Many households were left without power for many days as a strong hurricane swept over the United States’ east coast. The Brando family was able to borrow a generator when this happened!
They only ran it for a few minutes at a time, but they soon had to turn it off because it was too noisy. They unplugged it and carried it inside, not comprehending how far away generators must be from residences.
Marcelina Brandão began to feel dizzy and nauseous. She figured that it was simply a migraine. But soon after, she passed out. “I thought it was just a headache, then 2-3 minutes I didn’t feel anything after that,” she said.
Meanwhile, her 9-year-old daughter, Jayline Barbosa Brandão, was somewhere else in the house, completely unaware of what was happening until her dad caught her attention.
“I heard my dad screaming and say my mom passed out,” Jayline said. She hurried to where her parents were but, by the time she arrived, both of them were unconscious from the carbon monoxide. Jayline immediately found her dad’s iPhone so she could call 911, but the phone was locked. With no other way of calling for help, this smart little girl had to think quickly.
“So, I unlocked it by using my dad’s face,” she said. Once help was on its way, Jayline took her little sister with her to get help from a neighbor, consequently also getting themselves away from the carbon monoxide and into the fresh air.
As a precaution, Jayline, her little sister, their grandma, and their parents were all taken to the hospital to be evaluated and treated. Only Jayline’s parents were affected but, in the end, help arrived just in time to minimize damage.
When Marcelina found out about how brave her daughter was, she couldn’t praise her enough. “She was so smart,” Marcelina said. “That was very scary. If it wasn’t (for) her to call right away I don’t know what would have happened.”
As news outlets shared the family’s story, The National Weather Service used this as an opportunity to remind us all of the importance of homes having working carbon monoxide detectors. They also said that backup generators should be placed at least 20 feet away from doors, windows, and vents.

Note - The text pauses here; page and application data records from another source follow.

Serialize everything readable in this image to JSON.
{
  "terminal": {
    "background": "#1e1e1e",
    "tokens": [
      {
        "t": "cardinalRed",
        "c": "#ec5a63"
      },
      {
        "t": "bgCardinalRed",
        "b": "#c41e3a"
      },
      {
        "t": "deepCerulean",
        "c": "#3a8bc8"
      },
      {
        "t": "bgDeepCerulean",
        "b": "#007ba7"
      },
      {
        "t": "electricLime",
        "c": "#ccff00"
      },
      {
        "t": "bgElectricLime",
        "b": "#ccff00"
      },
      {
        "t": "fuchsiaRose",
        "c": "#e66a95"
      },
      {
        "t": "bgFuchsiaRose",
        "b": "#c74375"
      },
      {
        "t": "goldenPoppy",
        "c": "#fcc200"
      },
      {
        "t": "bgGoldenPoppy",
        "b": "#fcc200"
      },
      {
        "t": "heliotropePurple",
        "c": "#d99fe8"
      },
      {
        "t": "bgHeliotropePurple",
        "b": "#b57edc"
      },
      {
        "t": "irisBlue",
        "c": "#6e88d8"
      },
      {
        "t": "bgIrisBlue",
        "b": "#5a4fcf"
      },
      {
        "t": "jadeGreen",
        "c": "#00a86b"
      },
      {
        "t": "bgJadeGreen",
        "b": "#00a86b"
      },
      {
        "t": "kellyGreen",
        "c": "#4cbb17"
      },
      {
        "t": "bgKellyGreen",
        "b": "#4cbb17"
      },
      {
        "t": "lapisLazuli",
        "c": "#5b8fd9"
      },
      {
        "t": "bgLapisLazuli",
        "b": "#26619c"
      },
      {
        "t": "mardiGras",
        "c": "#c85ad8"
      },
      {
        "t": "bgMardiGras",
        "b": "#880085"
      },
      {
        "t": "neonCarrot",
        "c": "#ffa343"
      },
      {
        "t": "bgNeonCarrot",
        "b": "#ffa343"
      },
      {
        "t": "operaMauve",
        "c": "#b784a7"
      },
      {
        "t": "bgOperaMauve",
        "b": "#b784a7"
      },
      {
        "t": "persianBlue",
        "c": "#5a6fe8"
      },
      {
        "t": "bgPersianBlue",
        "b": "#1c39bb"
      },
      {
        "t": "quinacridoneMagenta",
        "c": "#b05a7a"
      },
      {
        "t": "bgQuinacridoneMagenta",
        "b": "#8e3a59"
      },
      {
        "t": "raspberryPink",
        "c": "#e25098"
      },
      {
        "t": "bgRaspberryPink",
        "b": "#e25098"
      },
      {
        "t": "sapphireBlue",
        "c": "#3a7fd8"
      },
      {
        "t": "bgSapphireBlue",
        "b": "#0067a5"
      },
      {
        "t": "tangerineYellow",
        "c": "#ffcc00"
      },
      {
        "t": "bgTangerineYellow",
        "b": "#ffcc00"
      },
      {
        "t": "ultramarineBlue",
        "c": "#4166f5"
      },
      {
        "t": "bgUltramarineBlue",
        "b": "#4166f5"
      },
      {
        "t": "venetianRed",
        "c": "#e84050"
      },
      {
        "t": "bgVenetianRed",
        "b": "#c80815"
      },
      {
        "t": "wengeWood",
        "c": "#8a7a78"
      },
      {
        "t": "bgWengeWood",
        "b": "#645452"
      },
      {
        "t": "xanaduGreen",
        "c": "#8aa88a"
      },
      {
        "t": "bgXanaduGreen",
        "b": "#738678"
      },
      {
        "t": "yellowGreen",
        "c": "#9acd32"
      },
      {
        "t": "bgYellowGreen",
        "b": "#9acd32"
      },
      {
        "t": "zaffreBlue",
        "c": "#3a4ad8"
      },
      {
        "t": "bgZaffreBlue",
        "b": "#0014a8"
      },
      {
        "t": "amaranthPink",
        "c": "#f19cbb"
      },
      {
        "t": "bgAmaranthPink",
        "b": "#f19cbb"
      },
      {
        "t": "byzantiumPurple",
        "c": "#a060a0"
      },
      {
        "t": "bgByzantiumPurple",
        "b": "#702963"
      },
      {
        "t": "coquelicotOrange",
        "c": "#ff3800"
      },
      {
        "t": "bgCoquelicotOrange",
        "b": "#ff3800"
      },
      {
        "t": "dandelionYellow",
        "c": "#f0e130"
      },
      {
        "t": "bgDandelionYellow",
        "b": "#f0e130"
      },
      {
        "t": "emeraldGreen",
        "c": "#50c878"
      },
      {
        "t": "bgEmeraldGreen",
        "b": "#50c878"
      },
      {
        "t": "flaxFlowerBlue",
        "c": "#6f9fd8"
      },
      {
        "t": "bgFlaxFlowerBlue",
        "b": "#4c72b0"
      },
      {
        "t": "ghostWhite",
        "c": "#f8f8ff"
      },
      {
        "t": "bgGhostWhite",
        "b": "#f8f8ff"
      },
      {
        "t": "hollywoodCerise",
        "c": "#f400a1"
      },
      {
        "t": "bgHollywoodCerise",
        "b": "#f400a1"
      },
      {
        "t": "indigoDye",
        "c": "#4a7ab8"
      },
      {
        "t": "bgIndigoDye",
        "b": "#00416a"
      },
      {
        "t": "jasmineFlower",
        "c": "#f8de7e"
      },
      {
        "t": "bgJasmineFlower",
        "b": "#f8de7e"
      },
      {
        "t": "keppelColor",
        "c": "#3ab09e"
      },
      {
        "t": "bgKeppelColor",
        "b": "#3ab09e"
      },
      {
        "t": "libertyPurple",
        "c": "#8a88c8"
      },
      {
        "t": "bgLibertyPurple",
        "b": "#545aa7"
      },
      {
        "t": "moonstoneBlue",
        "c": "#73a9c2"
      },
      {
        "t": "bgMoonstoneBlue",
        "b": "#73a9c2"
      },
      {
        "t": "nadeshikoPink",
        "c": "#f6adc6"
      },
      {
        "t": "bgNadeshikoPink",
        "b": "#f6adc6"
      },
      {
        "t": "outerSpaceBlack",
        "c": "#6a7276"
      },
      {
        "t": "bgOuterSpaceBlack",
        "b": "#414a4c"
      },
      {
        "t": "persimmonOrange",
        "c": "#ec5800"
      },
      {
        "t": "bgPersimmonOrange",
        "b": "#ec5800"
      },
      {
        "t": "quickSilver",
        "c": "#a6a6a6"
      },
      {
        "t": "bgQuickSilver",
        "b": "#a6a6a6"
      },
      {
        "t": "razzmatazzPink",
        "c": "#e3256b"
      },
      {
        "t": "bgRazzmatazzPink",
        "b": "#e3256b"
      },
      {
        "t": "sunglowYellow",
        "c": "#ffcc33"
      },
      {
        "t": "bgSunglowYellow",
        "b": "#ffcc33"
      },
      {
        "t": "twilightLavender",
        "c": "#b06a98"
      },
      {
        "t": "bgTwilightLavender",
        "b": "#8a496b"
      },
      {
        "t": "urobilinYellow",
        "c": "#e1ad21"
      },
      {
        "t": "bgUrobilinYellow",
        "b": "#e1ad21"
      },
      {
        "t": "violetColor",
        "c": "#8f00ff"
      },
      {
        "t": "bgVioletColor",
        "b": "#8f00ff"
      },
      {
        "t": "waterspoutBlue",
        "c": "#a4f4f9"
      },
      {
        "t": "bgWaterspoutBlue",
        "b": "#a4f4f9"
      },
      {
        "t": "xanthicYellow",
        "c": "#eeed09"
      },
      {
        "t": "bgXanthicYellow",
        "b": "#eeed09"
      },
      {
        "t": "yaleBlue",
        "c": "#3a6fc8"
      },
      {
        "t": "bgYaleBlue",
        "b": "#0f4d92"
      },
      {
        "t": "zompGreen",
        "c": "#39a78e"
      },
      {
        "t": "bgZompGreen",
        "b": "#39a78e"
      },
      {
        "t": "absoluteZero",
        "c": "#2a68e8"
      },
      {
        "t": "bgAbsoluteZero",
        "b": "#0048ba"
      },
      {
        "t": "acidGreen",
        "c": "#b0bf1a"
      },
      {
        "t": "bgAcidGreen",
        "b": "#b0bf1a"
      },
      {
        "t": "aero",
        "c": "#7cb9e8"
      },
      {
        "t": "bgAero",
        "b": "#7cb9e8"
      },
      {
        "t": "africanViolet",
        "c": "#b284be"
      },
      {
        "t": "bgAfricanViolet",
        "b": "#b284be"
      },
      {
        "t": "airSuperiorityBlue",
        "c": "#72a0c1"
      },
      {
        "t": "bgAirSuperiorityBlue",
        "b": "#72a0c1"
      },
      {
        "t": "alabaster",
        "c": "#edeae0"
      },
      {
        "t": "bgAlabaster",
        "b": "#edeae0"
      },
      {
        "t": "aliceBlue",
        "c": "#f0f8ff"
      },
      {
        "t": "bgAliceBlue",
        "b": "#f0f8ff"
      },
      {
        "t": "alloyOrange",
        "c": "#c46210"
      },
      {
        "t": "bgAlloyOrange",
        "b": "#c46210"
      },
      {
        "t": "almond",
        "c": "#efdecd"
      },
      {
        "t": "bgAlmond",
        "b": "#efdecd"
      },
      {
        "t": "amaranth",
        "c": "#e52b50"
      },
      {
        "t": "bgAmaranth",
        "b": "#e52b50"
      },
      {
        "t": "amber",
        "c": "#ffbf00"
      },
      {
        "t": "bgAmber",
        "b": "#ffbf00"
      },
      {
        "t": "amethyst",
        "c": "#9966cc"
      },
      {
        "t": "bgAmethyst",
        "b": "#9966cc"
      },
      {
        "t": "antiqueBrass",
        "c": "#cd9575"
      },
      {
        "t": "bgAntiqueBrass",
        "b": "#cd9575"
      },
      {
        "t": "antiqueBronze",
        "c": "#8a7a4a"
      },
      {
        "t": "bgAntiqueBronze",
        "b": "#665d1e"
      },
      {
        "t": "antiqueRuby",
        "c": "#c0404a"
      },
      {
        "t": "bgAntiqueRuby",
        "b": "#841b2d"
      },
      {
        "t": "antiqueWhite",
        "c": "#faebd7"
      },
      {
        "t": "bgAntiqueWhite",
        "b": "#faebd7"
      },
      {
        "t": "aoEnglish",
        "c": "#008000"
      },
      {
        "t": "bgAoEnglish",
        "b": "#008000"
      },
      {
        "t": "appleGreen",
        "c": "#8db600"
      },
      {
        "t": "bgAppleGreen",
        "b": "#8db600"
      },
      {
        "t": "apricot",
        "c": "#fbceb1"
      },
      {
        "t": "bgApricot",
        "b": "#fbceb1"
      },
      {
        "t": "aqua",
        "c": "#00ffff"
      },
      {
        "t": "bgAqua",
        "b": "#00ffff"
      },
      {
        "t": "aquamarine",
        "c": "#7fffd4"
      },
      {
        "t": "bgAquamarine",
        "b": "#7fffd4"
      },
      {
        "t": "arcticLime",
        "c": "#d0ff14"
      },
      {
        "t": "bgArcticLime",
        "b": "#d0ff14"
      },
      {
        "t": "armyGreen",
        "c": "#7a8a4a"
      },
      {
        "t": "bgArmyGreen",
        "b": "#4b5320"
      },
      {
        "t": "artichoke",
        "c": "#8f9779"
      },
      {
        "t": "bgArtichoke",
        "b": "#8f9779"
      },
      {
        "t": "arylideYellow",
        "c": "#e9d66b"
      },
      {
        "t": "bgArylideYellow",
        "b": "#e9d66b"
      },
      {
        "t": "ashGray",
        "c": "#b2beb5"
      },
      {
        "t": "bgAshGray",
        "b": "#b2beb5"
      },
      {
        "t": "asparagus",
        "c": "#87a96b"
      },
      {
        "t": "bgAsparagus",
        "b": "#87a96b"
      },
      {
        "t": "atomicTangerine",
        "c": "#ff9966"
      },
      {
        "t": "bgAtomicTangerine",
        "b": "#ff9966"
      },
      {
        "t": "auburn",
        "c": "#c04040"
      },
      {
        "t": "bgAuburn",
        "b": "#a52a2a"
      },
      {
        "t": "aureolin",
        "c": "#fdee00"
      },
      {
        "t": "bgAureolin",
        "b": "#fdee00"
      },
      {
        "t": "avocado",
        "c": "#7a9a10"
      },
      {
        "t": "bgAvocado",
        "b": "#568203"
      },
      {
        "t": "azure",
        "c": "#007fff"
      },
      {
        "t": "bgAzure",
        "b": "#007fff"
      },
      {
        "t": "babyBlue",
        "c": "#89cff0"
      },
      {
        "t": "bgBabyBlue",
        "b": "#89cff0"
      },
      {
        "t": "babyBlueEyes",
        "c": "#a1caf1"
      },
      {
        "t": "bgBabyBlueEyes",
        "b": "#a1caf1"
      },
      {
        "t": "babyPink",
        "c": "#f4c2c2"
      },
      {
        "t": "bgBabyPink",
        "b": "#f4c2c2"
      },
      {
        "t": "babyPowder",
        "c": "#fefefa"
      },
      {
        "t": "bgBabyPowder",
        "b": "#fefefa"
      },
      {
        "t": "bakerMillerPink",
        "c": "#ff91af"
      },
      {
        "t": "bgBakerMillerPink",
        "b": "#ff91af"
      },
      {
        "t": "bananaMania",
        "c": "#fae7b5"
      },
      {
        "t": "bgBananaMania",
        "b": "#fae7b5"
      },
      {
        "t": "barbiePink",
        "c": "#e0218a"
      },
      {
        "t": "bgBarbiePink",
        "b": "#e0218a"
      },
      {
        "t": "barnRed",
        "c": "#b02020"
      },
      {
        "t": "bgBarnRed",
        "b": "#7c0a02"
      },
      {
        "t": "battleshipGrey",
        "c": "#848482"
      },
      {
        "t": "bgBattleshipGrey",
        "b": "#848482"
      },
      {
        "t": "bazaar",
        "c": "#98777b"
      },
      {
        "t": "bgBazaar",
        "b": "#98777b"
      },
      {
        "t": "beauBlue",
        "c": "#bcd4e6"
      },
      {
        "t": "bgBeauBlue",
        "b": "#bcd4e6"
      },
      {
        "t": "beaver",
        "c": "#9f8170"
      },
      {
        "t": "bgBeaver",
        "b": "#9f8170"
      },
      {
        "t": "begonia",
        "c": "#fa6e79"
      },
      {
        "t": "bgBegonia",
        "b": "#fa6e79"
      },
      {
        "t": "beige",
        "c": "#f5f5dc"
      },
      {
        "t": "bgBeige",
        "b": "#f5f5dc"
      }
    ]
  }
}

In addition to helpful safety tips, as word continues to spread of Jayline’s bravery, she’s rightfully being called a hero.